Palio di Siena. This bare-back horse race is held each year on July 2 (and again on August 16) in the city of Siena, in Tuscany. It involves four days of horse-racing and events in the city square as well as much celebration by the huge audience.
Puccini Festival. In honor of Tuscan native, Giacomo Puccini, a famous Opera composer, the town of Lucca hosts a series of programs for a month starting in late July in the open-air theater on the Massaciuccoli lakefront.
Lucca Summer Festival. Taking place in Piazza Napoleone, this annual event draws international artists to the stage for one of Tuscany’s most esteemed music events.
Pistoia Blues. The historic heart of Pistoia puts on a series of Blues’ acts, including international performances, drawing in foreign and local tourists alike.
Mercantia. For five days in July, the squares and streets of this medieval town come to life with all kinds of performances, including storytellers, tightrope walkers, acrobats, trapeze artists, bands, and dancers, to name but a few.
Traveling to Tuscany in July? Check out this great itinerary.

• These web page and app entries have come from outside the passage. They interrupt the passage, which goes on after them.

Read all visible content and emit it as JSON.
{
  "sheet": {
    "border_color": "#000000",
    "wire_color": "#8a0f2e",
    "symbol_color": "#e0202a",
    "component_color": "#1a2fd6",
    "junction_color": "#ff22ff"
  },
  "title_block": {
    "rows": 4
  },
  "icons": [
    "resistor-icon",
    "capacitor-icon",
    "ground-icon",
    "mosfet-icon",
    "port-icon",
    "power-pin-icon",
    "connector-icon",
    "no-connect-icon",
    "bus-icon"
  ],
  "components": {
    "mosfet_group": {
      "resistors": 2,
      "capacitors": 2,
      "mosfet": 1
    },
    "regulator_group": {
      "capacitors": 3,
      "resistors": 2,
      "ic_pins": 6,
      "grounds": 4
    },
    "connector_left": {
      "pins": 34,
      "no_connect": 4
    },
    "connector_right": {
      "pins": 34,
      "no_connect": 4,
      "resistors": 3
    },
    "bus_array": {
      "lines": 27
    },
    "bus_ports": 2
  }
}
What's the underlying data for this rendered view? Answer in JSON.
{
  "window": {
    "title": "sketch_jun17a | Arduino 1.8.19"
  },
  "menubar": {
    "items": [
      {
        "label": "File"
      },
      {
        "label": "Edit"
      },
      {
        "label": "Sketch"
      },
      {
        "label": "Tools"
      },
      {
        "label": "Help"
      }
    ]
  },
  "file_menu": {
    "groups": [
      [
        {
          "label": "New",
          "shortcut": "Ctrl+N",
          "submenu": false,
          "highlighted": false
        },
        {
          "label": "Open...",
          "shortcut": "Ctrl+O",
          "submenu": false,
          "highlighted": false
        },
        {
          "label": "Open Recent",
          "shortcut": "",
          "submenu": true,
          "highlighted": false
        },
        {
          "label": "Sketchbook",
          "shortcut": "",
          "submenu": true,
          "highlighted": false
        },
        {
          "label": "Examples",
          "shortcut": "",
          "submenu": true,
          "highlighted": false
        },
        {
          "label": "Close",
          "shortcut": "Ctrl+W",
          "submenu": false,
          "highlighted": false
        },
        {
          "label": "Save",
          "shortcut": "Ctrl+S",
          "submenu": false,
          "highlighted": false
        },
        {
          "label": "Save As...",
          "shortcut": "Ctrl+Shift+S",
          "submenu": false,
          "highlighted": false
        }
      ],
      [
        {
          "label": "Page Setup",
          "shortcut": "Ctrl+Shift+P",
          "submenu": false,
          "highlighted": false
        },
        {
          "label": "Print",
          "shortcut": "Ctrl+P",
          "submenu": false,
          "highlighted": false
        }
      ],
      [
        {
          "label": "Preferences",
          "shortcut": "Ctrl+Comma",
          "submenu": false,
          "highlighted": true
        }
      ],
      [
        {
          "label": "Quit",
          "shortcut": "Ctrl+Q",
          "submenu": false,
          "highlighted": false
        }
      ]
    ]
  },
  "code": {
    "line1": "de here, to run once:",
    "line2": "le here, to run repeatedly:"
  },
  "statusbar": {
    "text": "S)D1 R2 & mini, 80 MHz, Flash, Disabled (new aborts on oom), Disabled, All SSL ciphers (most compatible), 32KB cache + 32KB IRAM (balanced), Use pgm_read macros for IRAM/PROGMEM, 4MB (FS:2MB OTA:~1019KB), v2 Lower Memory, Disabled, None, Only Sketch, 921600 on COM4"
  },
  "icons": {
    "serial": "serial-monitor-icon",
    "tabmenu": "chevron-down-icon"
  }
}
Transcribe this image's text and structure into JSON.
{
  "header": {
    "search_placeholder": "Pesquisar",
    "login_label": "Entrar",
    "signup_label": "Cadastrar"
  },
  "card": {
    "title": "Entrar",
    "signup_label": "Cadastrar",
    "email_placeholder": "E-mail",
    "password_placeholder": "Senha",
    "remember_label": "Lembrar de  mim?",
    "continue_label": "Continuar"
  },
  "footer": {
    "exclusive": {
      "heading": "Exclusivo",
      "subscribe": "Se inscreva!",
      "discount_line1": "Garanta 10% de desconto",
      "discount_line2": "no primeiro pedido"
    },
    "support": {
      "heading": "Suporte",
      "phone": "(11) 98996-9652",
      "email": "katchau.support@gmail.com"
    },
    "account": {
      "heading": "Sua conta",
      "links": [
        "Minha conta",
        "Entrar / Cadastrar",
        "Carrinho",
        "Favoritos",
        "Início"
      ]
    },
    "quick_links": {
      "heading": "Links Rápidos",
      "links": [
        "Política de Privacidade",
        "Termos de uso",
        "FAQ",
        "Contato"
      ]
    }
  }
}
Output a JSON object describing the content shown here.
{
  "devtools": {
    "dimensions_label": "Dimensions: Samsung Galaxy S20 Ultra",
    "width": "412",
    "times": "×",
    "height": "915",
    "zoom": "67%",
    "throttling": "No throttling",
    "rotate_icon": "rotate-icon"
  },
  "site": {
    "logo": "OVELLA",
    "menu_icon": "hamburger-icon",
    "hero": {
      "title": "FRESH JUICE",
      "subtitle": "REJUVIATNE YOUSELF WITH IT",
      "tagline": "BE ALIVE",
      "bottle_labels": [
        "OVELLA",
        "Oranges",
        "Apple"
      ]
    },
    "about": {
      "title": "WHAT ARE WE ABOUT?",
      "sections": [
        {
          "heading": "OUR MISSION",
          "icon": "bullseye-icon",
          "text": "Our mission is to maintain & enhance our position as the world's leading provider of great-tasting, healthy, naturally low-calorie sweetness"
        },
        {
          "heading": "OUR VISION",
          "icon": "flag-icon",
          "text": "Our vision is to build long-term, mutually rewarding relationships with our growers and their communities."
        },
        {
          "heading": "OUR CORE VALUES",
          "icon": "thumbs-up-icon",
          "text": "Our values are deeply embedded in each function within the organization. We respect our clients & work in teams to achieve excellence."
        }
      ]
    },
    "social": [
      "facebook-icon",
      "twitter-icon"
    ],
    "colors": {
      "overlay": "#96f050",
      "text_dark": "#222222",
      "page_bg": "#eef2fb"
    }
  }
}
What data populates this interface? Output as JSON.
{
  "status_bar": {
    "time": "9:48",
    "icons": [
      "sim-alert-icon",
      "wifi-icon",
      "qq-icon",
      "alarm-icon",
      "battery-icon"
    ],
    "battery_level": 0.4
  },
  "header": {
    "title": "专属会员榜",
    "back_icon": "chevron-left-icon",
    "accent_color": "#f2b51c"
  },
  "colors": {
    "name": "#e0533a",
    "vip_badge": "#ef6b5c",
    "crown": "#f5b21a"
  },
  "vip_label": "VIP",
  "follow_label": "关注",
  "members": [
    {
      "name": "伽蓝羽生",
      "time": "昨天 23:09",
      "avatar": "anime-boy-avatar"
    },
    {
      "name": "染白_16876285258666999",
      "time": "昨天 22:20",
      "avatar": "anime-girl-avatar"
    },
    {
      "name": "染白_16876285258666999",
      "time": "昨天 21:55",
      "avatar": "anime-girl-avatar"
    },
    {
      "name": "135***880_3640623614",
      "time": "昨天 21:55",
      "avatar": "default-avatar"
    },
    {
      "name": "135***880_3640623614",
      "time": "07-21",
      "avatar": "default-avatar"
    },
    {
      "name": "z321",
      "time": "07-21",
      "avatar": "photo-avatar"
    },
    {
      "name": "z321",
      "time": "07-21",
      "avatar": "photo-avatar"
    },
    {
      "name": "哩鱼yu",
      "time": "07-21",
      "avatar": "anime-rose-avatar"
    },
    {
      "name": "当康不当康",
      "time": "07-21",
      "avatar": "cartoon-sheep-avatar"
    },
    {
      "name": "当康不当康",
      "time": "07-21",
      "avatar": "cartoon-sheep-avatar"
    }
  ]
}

Explore Tuscany - 14 Days. Beat the heat and crowds of July with this two-week trip—you'll have the time and local insight to do the highlights of Tuscany right. Start in Florence to see Da Vinci's 'The Annunciation' and other famous Renaissance works in the Uffizi Gallery. Look for treasures in the San Lorenzo market, browse shops on the medieval Ponte Vecchio, and explore history in the medieval cities of Siena and Lucca. End your trip with sweeping ocean views on the Cinque Terre hiking trail.